● **WORK TO COMPLETE**:
For each line of the listing, output an exact copy.

● **SOURCE DATA**:

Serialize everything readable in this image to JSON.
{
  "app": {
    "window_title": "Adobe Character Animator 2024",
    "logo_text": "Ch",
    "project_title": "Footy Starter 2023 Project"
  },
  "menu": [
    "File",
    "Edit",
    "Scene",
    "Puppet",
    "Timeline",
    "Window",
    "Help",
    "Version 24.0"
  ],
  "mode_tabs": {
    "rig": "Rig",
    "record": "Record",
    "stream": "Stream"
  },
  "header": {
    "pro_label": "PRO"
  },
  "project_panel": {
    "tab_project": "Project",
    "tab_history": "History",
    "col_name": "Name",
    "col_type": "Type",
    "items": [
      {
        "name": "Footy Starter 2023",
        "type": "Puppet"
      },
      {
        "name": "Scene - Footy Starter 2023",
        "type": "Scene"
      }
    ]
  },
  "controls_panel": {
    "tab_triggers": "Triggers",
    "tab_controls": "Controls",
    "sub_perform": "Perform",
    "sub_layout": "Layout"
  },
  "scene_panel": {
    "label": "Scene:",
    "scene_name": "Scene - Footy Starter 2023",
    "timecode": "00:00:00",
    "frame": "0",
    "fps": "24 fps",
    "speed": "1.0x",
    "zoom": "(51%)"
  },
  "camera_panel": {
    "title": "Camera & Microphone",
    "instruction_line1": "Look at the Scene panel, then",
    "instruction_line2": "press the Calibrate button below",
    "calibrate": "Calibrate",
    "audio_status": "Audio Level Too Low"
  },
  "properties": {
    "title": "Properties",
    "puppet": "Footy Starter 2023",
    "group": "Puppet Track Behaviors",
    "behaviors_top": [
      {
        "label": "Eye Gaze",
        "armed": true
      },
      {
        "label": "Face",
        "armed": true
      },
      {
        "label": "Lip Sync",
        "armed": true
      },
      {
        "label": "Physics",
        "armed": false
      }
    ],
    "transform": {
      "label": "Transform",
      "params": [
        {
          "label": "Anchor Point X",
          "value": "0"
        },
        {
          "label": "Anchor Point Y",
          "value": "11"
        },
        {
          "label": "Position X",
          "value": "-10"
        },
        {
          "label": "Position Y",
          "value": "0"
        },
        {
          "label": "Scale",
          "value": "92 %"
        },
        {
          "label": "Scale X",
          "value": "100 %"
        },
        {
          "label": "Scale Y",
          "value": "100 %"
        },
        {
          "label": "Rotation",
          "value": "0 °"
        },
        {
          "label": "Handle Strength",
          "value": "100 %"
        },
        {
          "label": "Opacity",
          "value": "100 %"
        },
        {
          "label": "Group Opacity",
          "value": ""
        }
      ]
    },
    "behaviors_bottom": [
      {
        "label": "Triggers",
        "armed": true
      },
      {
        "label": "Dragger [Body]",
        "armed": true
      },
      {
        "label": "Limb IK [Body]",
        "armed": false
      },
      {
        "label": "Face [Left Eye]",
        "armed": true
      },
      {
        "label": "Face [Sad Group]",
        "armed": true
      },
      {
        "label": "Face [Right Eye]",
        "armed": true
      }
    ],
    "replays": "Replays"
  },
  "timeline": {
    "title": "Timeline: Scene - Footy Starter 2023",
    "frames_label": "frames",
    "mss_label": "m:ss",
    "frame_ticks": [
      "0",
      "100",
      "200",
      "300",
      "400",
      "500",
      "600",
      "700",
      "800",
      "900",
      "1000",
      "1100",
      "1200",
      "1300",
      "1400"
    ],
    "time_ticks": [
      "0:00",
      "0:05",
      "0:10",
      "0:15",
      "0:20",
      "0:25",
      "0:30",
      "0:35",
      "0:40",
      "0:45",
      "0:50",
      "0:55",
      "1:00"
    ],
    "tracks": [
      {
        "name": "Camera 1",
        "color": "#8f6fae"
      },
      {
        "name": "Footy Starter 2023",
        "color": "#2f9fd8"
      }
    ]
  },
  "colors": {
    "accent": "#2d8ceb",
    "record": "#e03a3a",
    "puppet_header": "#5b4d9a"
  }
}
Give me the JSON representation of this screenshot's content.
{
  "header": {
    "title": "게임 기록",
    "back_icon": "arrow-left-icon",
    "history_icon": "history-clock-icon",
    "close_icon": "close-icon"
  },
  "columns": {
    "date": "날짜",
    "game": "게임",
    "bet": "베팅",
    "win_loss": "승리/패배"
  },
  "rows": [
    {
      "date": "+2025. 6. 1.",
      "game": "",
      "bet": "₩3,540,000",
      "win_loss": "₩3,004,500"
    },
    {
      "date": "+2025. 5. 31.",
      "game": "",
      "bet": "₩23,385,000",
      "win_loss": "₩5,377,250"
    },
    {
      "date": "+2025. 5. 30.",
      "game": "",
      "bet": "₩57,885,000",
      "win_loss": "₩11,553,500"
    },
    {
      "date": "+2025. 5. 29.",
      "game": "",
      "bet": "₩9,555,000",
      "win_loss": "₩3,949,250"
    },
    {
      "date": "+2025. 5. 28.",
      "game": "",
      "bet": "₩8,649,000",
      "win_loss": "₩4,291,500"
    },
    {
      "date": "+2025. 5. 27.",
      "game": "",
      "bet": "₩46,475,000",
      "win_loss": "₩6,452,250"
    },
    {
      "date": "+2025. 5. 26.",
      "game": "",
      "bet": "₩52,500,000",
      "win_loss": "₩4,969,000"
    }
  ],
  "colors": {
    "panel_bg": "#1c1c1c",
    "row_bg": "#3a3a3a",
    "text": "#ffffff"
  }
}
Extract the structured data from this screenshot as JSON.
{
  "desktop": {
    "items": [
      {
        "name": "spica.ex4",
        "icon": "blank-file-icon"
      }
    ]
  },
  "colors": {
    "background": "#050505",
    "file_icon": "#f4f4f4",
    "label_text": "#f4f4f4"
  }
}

● **WRITTEN SOLUTION**:
Serialize everything readable in this image to JSON.
{
  "app": {
    "window_title": "Adobe Character Animator 2024",
    "logo_text": "Ch",
    "project_title": "Footy Starter 2023 Project"
  },
  "menu": [
    "File",
    "Edit",
    "Scene",
    "Puppet",
    "Timeline",
    "Window",
    "Help",
    "Version 24.0"
  ],
  "mode_tabs": {
    "rig": "Rig",
    "record": "Record",
    "stream": "Stream"
  },
  "header": {
    "pro_label": "PRO"
  },
  "project_panel": {
    "tab_project": "Project",
    "tab_history": "History",
    "col_name": "Name",
    "col_type": "Type",
    "items": [
      {
        "name": "Footy Starter 2023",
        "type": "Puppet"
      },
      {
        "name": "Scene - Footy Starter 2023",
        "type": "Scene"
      }
    ]
  },
  "controls_panel": {
    "tab_triggers": "Triggers",
    "tab_controls": "Controls",
    "sub_perform": "Perform",
    "sub_layout": "Layout"
  },
  "scene_panel": {
    "label": "Scene:",
    "scene_name": "Scene - Footy Starter 2023",
    "timecode": "00:00:00",
    "frame": "0",
    "fps": "24 fps",
    "speed": "1.0x",
    "zoom": "(51%)"
  },
  "camera_panel": {
    "title": "Camera & Microphone",
    "instruction_line1": "Look at the Scene panel, then",
    "instruction_line2": "press the Calibrate button below",
    "calibrate": "Calibrate",
    "audio_status": "Audio Level Too Low"
  },
  "properties": {
    "title": "Properties",
    "puppet": "Footy Starter 2023",
    "group": "Puppet Track Behaviors",
    "behaviors_top": [
      {
        "label": "Eye Gaze",
        "armed": true
      },
      {
        "label": "Face",
        "armed": true
      },
      {
        "label": "Lip Sync",
        "armed": true
      },
      {
        "label": "Physics",
        "armed": false
      }
    ],
    "transform": {
      "label": "Transform",
      "params": [
        {
          "label": "Anchor Point X",
          "value": "0"
        },
        {
          "label": "Anchor Point Y",
          "value": "11"
        },
        {
          "label": "Position X",
          "value": "-10"
        },
        {
          "label": "Position Y",
          "value": "0"
        },
        {
          "label": "Scale",
          "value": "92 %"
        },
        {
          "label": "Scale X",
          "value": "100 %"
        },
        {
          "label": "Scale Y",
          "value": "100 %"
        },
        {
          "label": "Rotation",
          "value": "0 °"
        },
        {
          "label": "Handle Strength",
          "value": "100 %"
        },
        {
          "label": "Opacity",
          "value": "100 %"
        },
        {
          "label": "Group Opacity",
          "value": ""
        }
      ]
    },
    "behaviors_bottom": [
      {
        "label": "Triggers",
        "armed": true
      },
      {
        "label": "Dragger [Body]",
        "armed": true
      },
      {
        "label": "Limb IK [Body]",
        "armed": false
      },
      {
        "label": "Face [Left Eye]",
        "armed": true
      },
      {
        "label": "Face [Sad Group]",
        "armed": true
      },
      {
        "label": "Face [Right Eye]",
        "armed": true
      }
    ],
    "replays": "Replays"
  },
  "timeline": {
    "title": "Timeline: Scene - Footy Starter 2023",
    "frames_label": "frames",
    "mss_label": "m:ss",
    "frame_ticks": [
      "0",
      "100",
      "200",
      "300",
      "400",
      "500",
      "600",
      "700",
      "800",
      "900",
      "1000",
      "1100",
      "1200",
      "1300",
      "1400"
    ],
    "time_ticks": [
      "0:00",
      "0:05",
      "0:10",
      "0:15",
      "0:20",
      "0:25",
      "0:30",
      "0:35",
      "0:40",
      "0:45",
      "0:50",
      "0:55",
      "1:00"
    ],
    "tracks": [
      {
        "name": "Camera 1",
        "color": "#8f6fae"
      },
      {
        "name": "Footy Starter 2023",
        "color": "#2f9fd8"
      }
    ]
  },
  "colors": {
    "accent": "#2d8ceb",
    "record": "#e03a3a",
    "puppet_header": "#5b4d9a"
  }
}
Give me the JSON representation of this screenshot's content.
{
  "header": {
    "title": "게임 기록",
    "back_icon": "arrow-left-icon",
    "history_icon": "history-clock-icon",
    "close_icon": "close-icon"
  },
  "columns": {
    "date": "날짜",
    "game": "게임",
    "bet": "베팅",
    "win_loss": "승리/패배"
  },
  "rows": [
    {
      "date": "+2025. 6. 1.",
      "game": "",
      "bet": "₩3,540,000",
      "win_loss": "₩3,004,500"
    },
    {
      "date": "+2025. 5. 31.",
      "game": "",
      "bet": "₩23,385,000",
      "win_loss": "₩5,377,250"
    },
    {
      "date": "+2025. 5. 30.",
      "game": "",
      "bet": "₩57,885,000",
      "win_loss": "₩11,553,500"
    },
    {
      "date": "+2025. 5. 29.",
      "game": "",
      "bet": "₩9,555,000",
      "win_loss": "₩3,949,250"
    },
    {
      "date": "+2025. 5. 28.",
      "game": "",
      "bet": "₩8,649,000",
      "win_loss": "₩4,291,500"
    },
    {
      "date": "+2025. 5. 27.",
      "game": "",
      "bet": "₩46,475,000",
      "win_loss": "₩6,452,250"
    },
    {
      "date": "+2025. 5. 26.",
      "game": "",
      "bet": "₩52,500,000",
      "win_loss": "₩4,969,000"
    }
  ],
  "colors": {
    "panel_bg": "#1c1c1c",
    "row_bg": "#3a3a3a",
    "text": "#ffffff"
  }
}
Extract the structured data from this screenshot as JSON.
{
  "desktop": {
    "items": [
      {
        "name": "spica.ex4",
        "icon": "blank-file-icon"
      }
    ]
  },
  "colors": {
    "background": "#050505",
    "file_icon": "#f4f4f4",
    "label_text": "#f4f4f4"
  }
}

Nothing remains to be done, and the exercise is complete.